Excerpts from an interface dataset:
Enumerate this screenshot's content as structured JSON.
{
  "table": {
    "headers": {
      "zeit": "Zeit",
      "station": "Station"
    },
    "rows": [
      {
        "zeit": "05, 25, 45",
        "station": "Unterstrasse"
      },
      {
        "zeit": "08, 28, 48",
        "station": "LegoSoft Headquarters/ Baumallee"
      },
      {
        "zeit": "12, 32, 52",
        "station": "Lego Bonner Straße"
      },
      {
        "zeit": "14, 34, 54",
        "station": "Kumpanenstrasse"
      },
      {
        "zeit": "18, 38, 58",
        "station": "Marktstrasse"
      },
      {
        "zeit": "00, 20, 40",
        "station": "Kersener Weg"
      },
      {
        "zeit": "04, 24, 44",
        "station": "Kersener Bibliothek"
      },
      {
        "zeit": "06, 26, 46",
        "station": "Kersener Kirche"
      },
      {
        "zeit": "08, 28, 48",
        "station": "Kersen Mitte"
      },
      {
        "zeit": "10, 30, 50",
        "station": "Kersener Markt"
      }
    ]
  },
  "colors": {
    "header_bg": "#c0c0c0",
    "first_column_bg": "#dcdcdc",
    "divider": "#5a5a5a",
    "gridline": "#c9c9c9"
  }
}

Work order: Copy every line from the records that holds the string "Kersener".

Finished task:
        "station": "Kersener Weg"
        "station": "Kersener Bibliothek"
        "station": "Kersener Kirche"
        "station": "Kersener Markt"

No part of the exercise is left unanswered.